Whatever the data contains, copy all of it exactly.

*** INPUT DATA Section Begins ***

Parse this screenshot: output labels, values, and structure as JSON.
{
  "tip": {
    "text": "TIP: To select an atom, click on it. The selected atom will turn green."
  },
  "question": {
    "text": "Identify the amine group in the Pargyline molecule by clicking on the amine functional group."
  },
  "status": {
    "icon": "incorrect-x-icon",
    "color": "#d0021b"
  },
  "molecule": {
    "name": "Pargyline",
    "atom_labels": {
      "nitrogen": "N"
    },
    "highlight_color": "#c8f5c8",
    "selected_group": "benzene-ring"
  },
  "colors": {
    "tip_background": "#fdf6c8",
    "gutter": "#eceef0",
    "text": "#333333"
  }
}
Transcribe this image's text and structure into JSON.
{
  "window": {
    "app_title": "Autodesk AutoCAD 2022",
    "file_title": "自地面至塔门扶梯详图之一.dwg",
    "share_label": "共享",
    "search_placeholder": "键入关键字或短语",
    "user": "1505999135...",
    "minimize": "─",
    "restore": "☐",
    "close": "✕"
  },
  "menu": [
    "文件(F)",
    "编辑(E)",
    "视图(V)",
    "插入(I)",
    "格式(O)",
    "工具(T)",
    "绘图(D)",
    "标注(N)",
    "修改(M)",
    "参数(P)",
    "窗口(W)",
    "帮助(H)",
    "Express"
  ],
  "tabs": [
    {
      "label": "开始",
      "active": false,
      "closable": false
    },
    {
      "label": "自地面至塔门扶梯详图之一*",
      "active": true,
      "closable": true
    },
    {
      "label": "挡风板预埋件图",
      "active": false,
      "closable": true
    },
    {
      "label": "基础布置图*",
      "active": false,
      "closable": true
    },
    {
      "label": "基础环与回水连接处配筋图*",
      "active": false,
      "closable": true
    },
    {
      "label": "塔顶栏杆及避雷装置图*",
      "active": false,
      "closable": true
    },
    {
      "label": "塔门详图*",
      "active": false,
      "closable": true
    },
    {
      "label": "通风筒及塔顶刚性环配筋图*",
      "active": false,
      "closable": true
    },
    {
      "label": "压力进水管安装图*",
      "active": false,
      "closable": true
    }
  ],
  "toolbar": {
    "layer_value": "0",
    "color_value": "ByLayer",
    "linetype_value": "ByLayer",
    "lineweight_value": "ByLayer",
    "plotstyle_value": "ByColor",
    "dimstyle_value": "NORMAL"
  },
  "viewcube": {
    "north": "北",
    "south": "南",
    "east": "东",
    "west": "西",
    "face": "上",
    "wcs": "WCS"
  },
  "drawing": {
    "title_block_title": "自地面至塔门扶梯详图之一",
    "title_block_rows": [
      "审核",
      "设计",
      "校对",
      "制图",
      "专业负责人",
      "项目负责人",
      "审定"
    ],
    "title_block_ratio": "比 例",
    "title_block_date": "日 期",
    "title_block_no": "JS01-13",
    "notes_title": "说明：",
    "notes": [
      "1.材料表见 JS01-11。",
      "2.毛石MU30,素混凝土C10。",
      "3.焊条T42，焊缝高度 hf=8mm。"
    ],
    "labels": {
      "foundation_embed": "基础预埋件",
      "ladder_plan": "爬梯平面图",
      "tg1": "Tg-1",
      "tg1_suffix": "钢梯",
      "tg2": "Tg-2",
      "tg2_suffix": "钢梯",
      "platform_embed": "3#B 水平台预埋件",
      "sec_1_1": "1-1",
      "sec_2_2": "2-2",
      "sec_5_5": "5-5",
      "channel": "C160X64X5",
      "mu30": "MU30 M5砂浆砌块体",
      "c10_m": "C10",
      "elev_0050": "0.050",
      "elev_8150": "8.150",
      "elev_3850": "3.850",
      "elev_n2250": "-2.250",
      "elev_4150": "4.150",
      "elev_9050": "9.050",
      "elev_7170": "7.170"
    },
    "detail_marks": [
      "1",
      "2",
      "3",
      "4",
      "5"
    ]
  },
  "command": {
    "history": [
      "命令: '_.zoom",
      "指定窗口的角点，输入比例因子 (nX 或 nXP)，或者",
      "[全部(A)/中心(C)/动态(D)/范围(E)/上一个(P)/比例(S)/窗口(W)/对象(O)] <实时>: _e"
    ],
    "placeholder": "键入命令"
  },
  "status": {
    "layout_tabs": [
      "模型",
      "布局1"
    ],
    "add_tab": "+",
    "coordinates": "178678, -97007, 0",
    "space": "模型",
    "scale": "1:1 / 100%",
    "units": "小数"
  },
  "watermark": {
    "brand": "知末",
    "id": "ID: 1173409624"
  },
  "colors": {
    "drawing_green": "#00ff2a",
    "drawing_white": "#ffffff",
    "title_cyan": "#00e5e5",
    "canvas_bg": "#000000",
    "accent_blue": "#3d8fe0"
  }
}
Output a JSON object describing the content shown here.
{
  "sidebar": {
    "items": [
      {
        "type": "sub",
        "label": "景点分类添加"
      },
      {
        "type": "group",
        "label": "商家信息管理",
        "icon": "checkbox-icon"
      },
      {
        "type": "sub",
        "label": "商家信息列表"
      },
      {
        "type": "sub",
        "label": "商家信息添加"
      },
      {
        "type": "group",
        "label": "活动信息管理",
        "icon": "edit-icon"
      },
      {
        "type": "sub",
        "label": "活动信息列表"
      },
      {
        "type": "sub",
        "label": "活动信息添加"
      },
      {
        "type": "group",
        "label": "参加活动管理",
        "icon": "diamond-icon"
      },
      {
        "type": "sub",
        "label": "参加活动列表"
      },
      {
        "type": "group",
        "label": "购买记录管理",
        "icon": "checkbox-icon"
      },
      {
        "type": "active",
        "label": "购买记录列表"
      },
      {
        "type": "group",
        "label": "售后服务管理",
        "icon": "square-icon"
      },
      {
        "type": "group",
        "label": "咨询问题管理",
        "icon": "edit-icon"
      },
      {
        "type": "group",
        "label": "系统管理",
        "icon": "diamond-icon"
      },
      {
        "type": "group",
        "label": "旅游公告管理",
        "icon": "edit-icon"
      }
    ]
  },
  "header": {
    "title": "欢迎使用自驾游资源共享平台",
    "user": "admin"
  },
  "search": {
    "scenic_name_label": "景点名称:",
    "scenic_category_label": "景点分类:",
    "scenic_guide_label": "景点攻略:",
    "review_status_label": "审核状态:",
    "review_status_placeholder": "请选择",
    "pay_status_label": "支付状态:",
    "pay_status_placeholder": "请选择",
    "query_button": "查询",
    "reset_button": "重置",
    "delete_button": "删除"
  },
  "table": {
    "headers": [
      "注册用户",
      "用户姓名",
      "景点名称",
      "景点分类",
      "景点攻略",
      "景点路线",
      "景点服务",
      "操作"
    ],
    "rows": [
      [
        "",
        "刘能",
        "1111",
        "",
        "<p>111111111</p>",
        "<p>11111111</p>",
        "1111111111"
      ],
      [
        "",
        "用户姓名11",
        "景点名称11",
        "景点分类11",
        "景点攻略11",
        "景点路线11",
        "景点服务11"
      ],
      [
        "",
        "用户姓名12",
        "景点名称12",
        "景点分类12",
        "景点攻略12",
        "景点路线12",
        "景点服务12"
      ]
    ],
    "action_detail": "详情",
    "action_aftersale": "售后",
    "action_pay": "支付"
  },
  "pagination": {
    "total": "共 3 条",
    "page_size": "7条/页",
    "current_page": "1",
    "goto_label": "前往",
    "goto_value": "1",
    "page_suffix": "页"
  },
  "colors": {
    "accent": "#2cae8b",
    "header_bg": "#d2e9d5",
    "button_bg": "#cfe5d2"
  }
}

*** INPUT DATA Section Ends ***

FINISHED EXERCISE:
Parse this screenshot: output labels, values, and structure as JSON.
{
  "tip": {
    "text": "TIP: To select an atom, click on it. The selected atom will turn green."
  },
  "question": {
    "text": "Identify the amine group in the Pargyline molecule by clicking on the amine functional group."
  },
  "status": {
    "icon": "incorrect-x-icon",
    "color": "#d0021b"
  },
  "molecule": {
    "name": "Pargyline",
    "atom_labels": {
      "nitrogen": "N"
    },
    "highlight_color": "#c8f5c8",
    "selected_group": "benzene-ring"
  },
  "colors": {
    "tip_background": "#fdf6c8",
    "gutter": "#eceef0",
    "text": "#333333"
  }
}
Transcribe this image's text and structure into JSON.
{
  "window": {
    "app_title": "Autodesk AutoCAD 2022",
    "file_title": "自地面至塔门扶梯详图之一.dwg",
    "share_label": "共享",
    "search_placeholder": "键入关键字或短语",
    "user": "1505999135...",
    "minimize": "─",
    "restore": "☐",
    "close": "✕"
  },
  "menu": [
    "文件(F)",
    "编辑(E)",
    "视图(V)",
    "插入(I)",
    "格式(O)",
    "工具(T)",
    "绘图(D)",
    "标注(N)",
    "修改(M)",
    "参数(P)",
    "窗口(W)",
    "帮助(H)",
    "Express"
  ],
  "tabs": [
    {
      "label": "开始",
      "active": false,
      "closable": false
    },
    {
      "label": "自地面至塔门扶梯详图之一*",
      "active": true,
      "closable": true
    },
    {
      "label": "挡风板预埋件图",
      "active": false,
      "closable": true
    },
    {
      "label": "基础布置图*",
      "active": false,
      "closable": true
    },
    {
      "label": "基础环与回水连接处配筋图*",
      "active": false,
      "closable": true
    },
    {
      "label": "塔顶栏杆及避雷装置图*",
      "active": false,
      "closable": true
    },
    {
      "label": "塔门详图*",
      "active": false,
      "closable": true
    },
    {
      "label": "通风筒及塔顶刚性环配筋图*",
      "active": false,
      "closable": true
    },
    {
      "label": "压力进水管安装图*",
      "active": false,
      "closable": true
    }
  ],
  "toolbar": {
    "layer_value": "0",
    "color_value": "ByLayer",
    "linetype_value": "ByLayer",
    "lineweight_value": "ByLayer",
    "plotstyle_value": "ByColor",
    "dimstyle_value": "NORMAL"
  },
  "viewcube": {
    "north": "北",
    "south": "南",
    "east": "东",
    "west": "西",
    "face": "上",
    "wcs": "WCS"
  },
  "drawing": {
    "title_block_title": "自地面至塔门扶梯详图之一",
    "title_block_rows": [
      "审核",
      "设计",
      "校对",
      "制图",
      "专业负责人",
      "项目负责人",
      "审定"
    ],
    "title_block_ratio": "比 例",
    "title_block_date": "日 期",
    "title_block_no": "JS01-13",
    "notes_title": "说明：",
    "notes": [
      "1.材料表见 JS01-11。",
      "2.毛石MU30,素混凝土C10。",
      "3.焊条T42，焊缝高度 hf=8mm。"
    ],
    "labels": {
      "foundation_embed": "基础预埋件",
      "ladder_plan": "爬梯平面图",
      "tg1": "Tg-1",
      "tg1_suffix": "钢梯",
      "tg2": "Tg-2",
      "tg2_suffix": "钢梯",
      "platform_embed": "3#B 水平台预埋件",
      "sec_1_1": "1-1",
      "sec_2_2": "2-2",
      "sec_5_5": "5-5",
      "channel": "C160X64X5",
      "mu30": "MU30 M5砂浆砌块体",
      "c10_m": "C10",
      "elev_0050": "0.050",
      "elev_8150": "8.150",
      "elev_3850": "3.850",
      "elev_n2250": "-2.250",
      "elev_4150": "4.150",
      "elev_9050": "9.050",
      "elev_7170": "7.170"
    },
    "detail_marks": [
      "1",
      "2",
      "3",
      "4",
      "5"
    ]
  },
  "command": {
    "history": [
      "命令: '_.zoom",
      "指定窗口的角点，输入比例因子 (nX 或 nXP)，或者",
      "[全部(A)/中心(C)/动态(D)/范围(E)/上一个(P)/比例(S)/窗口(W)/对象(O)] <实时>: _e"
    ],
    "placeholder": "键入命令"
  },
  "status": {
    "layout_tabs": [
      "模型",
      "布局1"
    ],
    "add_tab": "+",
    "coordinates": "178678, -97007, 0",
    "space": "模型",
    "scale": "1:1 / 100%",
    "units": "小数"
  },
  "watermark": {
    "brand": "知末",
    "id": "ID: 1173409624"
  },
  "colors": {
    "drawing_green": "#00ff2a",
    "drawing_white": "#ffffff",
    "title_cyan": "#00e5e5",
    "canvas_bg": "#000000",
    "accent_blue": "#3d8fe0"
  }
}
Output a JSON object describing the content shown here.
{
  "sidebar": {
    "items": [
      {
        "type": "sub",
        "label": "景点分类添加"
      },
      {
        "type": "group",
        "label": "商家信息管理",
        "icon": "checkbox-icon"
      },
      {
        "type": "sub",
        "label": "商家信息列表"
      },
      {
        "type": "sub",
        "label": "商家信息添加"
      },
      {
        "type": "group",
        "label": "活动信息管理",
        "icon": "edit-icon"
      },
      {
        "type": "sub",
        "label": "活动信息列表"
      },
      {
        "type": "sub",
        "label": "活动信息添加"
      },
      {
        "type": "group",
        "label": "参加活动管理",
        "icon": "diamond-icon"
      },
      {
        "type": "sub",
        "label": "参加活动列表"
      },
      {
        "type": "group",
        "label": "购买记录管理",
        "icon": "checkbox-icon"
      },
      {
        "type": "active",
        "label": "购买记录列表"
      },
      {
        "type": "group",
        "label": "售后服务管理",
        "icon": "square-icon"
      },
      {
        "type": "group",
        "label": "咨询问题管理",
        "icon": "edit-icon"
      },
      {
        "type": "group",
        "label": "系统管理",
        "icon": "diamond-icon"
      },
      {
        "type": "group",
        "label": "旅游公告管理",
        "icon": "edit-icon"
      }
    ]
  },
  "header": {
    "title": "欢迎使用自驾游资源共享平台",
    "user": "admin"
  },
  "search": {
    "scenic_name_label": "景点名称:",
    "scenic_category_label": "景点分类:",
    "scenic_guide_label": "景点攻略:",
    "review_status_label": "审核状态:",
    "review_status_placeholder": "请选择",
    "pay_status_label": "支付状态:",
    "pay_status_placeholder": "请选择",
    "query_button": "查询",
    "reset_button": "重置",
    "delete_button": "删除"
  },
  "table": {
    "headers": [
      "注册用户",
      "用户姓名",
      "景点名称",
      "景点分类",
      "景点攻略",
      "景点路线",
      "景点服务",
      "操作"
    ],
    "rows": [
      [
        "",
        "刘能",
        "1111",
        "",
        "<p>111111111</p>",
        "<p>11111111</p>",
        "1111111111"
      ],
      [
        "",
        "用户姓名11",
        "景点名称11",
        "景点分类11",
        "景点攻略11",
        "景点路线11",
        "景点服务11"
      ],
      [
        "",
        "用户姓名12",
        "景点名称12",
        "景点分类12",
        "景点攻略12",
        "景点路线12",
        "景点服务12"
      ]
    ],
    "action_detail": "详情",
    "action_aftersale": "售后",
    "action_pay": "支付"
  },
  "pagination": {
    "total": "共 3 条",
    "page_size": "7条/页",
    "current_page": "1",
    "goto_label": "前往",
    "goto_value": "1",
    "page_suffix": "页"
  },
  "colors": {
    "accent": "#2cae8b",
    "header_bg": "#d2e9d5",
    "button_bg": "#cfe5d2"
  }
}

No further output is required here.